*INSTRUCTIONS FOR THE TASK*
With pictures omitted, copy exactly every line from the one that contains "Transcribe this image's" to the end of the listing below.

*RECORDS SHOWN*
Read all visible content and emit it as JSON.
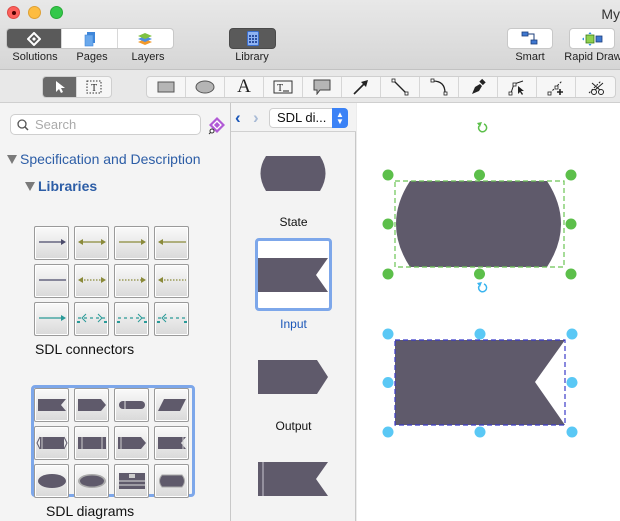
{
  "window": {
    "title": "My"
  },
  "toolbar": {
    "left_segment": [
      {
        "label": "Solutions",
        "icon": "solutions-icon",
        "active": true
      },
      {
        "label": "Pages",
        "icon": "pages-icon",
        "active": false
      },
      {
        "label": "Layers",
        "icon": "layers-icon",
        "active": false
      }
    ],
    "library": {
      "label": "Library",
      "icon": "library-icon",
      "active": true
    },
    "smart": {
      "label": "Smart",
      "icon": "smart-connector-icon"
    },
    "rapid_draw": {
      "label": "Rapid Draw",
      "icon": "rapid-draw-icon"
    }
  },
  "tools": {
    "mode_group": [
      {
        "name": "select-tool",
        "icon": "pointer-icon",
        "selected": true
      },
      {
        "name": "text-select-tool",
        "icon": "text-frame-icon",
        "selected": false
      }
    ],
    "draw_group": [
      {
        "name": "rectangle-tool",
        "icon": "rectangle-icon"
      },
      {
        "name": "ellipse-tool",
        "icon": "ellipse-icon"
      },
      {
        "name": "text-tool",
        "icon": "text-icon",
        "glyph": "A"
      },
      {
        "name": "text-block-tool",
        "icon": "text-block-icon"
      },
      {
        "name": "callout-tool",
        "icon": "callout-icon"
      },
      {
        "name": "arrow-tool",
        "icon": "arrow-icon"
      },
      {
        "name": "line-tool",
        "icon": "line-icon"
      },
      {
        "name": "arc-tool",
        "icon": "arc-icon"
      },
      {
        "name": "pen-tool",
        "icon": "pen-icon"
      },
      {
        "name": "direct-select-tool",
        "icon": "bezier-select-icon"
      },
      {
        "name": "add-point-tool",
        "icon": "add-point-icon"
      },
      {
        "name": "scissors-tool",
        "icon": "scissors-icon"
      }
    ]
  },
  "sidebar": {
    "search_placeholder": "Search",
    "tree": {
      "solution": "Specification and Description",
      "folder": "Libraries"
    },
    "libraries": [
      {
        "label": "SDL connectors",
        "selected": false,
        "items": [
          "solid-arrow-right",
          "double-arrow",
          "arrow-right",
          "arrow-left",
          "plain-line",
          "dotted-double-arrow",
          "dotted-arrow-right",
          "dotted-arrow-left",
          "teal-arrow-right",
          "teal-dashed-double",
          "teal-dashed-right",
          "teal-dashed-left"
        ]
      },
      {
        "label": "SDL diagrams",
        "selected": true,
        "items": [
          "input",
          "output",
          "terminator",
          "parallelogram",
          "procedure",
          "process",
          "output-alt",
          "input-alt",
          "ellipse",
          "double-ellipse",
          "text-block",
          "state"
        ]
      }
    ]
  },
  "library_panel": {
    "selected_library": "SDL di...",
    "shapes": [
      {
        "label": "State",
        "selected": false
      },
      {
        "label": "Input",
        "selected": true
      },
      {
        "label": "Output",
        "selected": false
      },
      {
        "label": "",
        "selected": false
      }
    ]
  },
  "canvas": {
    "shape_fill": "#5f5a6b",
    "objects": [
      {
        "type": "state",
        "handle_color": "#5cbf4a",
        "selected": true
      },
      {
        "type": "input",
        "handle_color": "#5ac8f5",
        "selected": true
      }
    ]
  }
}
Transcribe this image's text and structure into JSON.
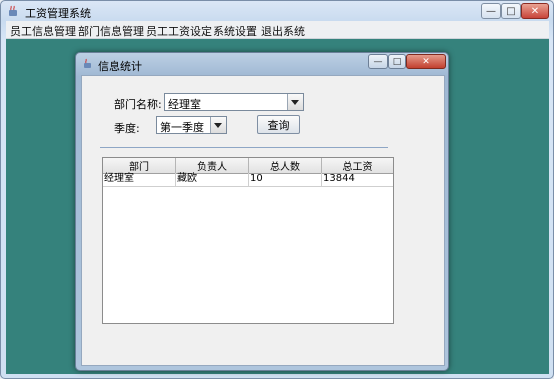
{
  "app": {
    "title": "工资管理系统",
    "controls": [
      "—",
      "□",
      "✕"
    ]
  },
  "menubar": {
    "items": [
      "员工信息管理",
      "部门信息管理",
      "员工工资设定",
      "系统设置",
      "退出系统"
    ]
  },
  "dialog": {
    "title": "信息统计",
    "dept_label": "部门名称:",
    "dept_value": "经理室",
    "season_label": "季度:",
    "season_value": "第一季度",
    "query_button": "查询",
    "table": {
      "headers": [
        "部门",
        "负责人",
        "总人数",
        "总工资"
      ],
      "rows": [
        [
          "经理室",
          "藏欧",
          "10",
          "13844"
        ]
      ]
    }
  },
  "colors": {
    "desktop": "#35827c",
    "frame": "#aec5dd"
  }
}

*RESULT BELOW*
Transcribe this image's text and structure into JSON.
{
  "app": {
    "title": "工资管理系统",
    "controls": [
      "—",
      "□",
      "✕"
    ]
  },
  "menubar": {
    "items": [
      "员工信息管理",
      "部门信息管理",
      "员工工资设定",
      "系统设置",
      "退出系统"
    ]
  },
  "dialog": {
    "title": "信息统计",
    "dept_label": "部门名称:",
    "dept_value": "经理室",
    "season_label": "季度:",
    "season_value": "第一季度",
    "query_button": "查询",
    "table": {
      "headers": [
        "部门",
        "负责人",
        "总人数",
        "总工资"
      ],
      "rows": [
        [
          "经理室",
          "藏欧",
          "10",
          "13844"
        ]
      ]
    }
  },
  "colors": {
    "desktop": "#35827c",
    "frame": "#aec5dd"
  }
}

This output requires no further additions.